I’ve been lucky to have attended a lot of baseball games in my lifetime.
In the very first, an Atlanta Falcon cornerback hit a Grand Slam.
I’ve witnessed multiple Albert Pujols walk-off home runs–both in Busch II and Busch III.
In 2010, I went to a Double-A ballgame in Springdale, Arkansas, and watched for the first time Mike Moustakas and several other future Kansas City Royals before they reached The Show.
But of all the players I’ve watched play, in person or on television, none exuded more joy than Lorenzo Cain.
(Photo Courtesy of YardBarker.Com)
So it was sad to read tonight that Cain has officially left the Royals after seven years with the organization to re-join the Milwaukee Brewers, the team that originally drafted him, on a five-year, $80 million deal. It was inevitable, and the right move for the franchise to make.
Since Cain signed for more than $50 million guaranteed, the Royals will receive a compensatory draft pick in this year’s upcoming draft, a pick that will fall somewhere in the early 30s. That is exactly what the team needs to start rebuilding.
Still–this is tough to swallow.
Not that the writing wasn’t on the wall. Two years ago, when the Royals could have signed Cain to a long-term deal, the brass, led by general manager Dayton Moore, passed, instead signing him for two years.
That was right after the Royals defeated the Mets in the World Series, the franchise’s first championship since 1985. But that offseason, it was made clear: the fairy tale was going to come to end sooner than later.
Then, in the last home game of the 2017 season, Royals manager Edgar Yost III (or, if you prefer, Ned) made the awesome and chill-inducing decision to pull off the field at the same time four future free agents: Eric Hosmer, Alcides Escober, Moustakas, and Cain.
(Photo Courtesy of KansasCity.Com)
If that doesn’t say farewell, so long, auf wiedersehen, goodnight, then I don’t know what does.
Cain was a wonderful player, patrolling center field with a grace I’ve rarely seen. He could seemingly sprint from gap to gap, elegantly running down the hardest hit baseballs, and then using the rocket attached to his right arm to nail a runner daring to tag up from second to third. On the basepath, he didn’t run so much as he glided.
And he’d do it having fun, living his dream, winning with his friends, flashing that killer smile.
(Photo Courtesy of RoyalsReview.Com)
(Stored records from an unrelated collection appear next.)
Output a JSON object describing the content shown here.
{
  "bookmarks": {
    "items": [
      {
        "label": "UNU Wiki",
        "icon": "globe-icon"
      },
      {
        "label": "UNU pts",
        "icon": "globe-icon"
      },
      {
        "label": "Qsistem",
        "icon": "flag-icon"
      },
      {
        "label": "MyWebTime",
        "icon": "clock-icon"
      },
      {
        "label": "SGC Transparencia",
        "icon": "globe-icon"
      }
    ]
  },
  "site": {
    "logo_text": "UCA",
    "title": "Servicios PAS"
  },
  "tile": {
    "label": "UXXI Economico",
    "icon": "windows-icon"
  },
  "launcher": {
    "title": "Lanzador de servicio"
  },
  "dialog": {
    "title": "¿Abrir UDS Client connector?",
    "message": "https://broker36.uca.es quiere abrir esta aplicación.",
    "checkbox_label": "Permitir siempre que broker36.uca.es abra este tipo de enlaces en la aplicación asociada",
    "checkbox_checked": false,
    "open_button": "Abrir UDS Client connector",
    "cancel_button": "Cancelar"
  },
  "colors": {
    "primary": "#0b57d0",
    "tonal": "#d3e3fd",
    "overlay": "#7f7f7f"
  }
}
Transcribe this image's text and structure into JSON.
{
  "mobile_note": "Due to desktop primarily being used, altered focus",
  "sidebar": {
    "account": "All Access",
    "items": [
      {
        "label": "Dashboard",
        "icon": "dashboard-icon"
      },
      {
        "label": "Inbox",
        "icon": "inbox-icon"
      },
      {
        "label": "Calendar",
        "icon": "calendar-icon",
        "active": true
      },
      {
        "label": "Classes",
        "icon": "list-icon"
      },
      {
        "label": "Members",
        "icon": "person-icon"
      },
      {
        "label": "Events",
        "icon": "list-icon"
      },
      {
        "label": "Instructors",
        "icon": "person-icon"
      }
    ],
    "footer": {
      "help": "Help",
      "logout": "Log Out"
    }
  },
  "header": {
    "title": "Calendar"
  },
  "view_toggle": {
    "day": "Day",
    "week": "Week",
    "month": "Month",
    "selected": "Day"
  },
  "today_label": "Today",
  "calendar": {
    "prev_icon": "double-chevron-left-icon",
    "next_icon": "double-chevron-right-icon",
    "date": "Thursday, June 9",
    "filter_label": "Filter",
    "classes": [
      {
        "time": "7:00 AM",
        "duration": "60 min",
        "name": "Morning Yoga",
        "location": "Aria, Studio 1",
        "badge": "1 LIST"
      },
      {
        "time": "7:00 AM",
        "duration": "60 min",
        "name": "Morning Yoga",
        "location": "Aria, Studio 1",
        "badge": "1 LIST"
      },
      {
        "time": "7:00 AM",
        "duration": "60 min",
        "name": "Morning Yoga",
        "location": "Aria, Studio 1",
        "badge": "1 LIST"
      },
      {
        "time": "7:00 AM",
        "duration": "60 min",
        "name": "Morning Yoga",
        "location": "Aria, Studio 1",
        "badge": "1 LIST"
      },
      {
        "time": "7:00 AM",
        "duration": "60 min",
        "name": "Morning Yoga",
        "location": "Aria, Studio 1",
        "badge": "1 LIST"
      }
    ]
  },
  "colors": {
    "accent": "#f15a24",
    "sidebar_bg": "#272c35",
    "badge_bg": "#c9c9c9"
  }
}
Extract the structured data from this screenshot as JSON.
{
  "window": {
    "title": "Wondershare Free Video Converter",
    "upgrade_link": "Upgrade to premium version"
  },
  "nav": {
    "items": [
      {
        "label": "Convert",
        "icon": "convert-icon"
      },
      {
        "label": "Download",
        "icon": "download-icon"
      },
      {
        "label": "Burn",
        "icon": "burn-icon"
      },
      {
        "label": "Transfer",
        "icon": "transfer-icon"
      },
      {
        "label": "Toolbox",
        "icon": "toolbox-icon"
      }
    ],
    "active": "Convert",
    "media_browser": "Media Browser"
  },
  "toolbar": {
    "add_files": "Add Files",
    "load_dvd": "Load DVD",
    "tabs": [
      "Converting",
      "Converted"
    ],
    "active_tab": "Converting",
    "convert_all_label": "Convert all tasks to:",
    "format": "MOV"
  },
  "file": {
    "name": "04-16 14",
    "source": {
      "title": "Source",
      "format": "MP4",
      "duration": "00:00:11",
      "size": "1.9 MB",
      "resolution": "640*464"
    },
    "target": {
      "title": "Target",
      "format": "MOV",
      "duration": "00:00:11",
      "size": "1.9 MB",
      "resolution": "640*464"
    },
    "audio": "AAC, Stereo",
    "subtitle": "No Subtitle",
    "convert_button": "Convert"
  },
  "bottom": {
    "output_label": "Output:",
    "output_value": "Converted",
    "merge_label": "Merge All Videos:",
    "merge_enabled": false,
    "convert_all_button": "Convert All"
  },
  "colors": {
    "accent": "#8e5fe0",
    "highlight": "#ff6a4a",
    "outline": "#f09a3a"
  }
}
It’s hard being a fan sometimes. You want your team to keep together its core, especially when that group came up through the farm system together, lost together, started winning together, went to Game Seven of the World Series together, suffered heartbreak together, dominated together, and finally reached the summit together.
Bringing a championship to a city that hadn’t experienced one in a major sport (no offense, Sporting) in thirty years.
But this is the right move–for both player and team. Cain joins a Milwaukee club that’s going to compete for a playoff spot next year, and the Royals embark on a harsh rebuild. Had he stayed (and there is no indication the Royals tried to keep him), Cain would have wasted his final years on a team going nowhere.
Even though the Brewers go against the Cardinals, I wish Lorenzo Cain all the luck in the world for the rest of his career. He was a fun player to watch, a key cog in turning a dormant team into a championship one. Hopefully, either at The K or Busch, I’ll be able to watch him one more time.
The 2015 Royals were the most fun team I’ve ever watched, and it’s sad to see one of its best players move on.
Farewell, LoCain. Thanks for the memories.
(Photo Courtesy of JimRome.Com)